_EXERCISE REQUIREMENTS_. For each line in the data below that holds "likes", return a copy.

*** Opening DATASET EXTRACT ***

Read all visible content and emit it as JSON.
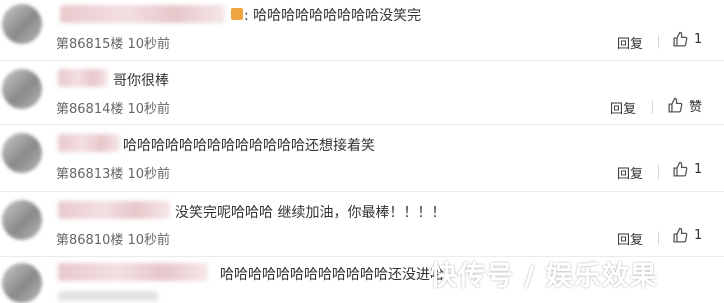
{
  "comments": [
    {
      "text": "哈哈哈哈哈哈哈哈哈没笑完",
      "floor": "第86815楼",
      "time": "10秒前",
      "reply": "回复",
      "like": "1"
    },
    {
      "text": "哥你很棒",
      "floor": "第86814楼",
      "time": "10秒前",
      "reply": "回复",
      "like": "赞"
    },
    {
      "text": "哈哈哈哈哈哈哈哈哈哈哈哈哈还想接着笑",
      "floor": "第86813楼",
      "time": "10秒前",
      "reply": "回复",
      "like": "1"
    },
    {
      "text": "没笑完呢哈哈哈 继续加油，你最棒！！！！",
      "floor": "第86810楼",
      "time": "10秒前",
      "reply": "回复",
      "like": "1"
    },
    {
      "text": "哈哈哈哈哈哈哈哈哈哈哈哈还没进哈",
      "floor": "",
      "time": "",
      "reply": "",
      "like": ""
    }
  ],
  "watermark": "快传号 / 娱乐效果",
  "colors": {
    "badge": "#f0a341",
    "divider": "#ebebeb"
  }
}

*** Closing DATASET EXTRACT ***
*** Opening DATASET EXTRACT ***

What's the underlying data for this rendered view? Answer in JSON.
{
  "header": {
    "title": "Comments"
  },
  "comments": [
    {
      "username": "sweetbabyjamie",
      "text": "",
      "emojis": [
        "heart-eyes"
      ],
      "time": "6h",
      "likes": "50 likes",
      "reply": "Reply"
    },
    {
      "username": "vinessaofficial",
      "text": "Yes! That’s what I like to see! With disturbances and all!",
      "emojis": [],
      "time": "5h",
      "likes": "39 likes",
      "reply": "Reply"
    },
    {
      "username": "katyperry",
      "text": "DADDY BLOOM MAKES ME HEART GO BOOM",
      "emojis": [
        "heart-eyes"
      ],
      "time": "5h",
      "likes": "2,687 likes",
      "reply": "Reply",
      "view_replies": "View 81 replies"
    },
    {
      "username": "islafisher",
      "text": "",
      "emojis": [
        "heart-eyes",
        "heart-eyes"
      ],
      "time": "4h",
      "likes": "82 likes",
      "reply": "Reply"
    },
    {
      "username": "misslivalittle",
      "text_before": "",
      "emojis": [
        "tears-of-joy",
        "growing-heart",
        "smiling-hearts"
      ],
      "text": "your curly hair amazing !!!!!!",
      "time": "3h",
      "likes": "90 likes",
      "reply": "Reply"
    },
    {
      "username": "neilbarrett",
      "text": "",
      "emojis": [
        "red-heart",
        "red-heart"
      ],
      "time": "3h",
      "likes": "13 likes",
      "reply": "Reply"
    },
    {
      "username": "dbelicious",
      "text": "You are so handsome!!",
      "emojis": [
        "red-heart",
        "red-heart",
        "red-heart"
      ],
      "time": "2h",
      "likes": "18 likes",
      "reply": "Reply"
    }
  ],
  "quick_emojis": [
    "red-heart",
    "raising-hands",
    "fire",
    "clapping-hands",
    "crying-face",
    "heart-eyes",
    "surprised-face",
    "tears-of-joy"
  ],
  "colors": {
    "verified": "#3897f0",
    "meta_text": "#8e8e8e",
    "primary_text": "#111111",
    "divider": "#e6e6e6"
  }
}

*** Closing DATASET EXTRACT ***

_SOLUTION FOR THIS PROBLEM_.
      "likes": "50 likes",
      "likes": "39 likes",
      "likes": "2,687 likes",
      "likes": "82 likes",
      "likes": "90 likes",
      "likes": "13 likes",
      "likes": "18 likes",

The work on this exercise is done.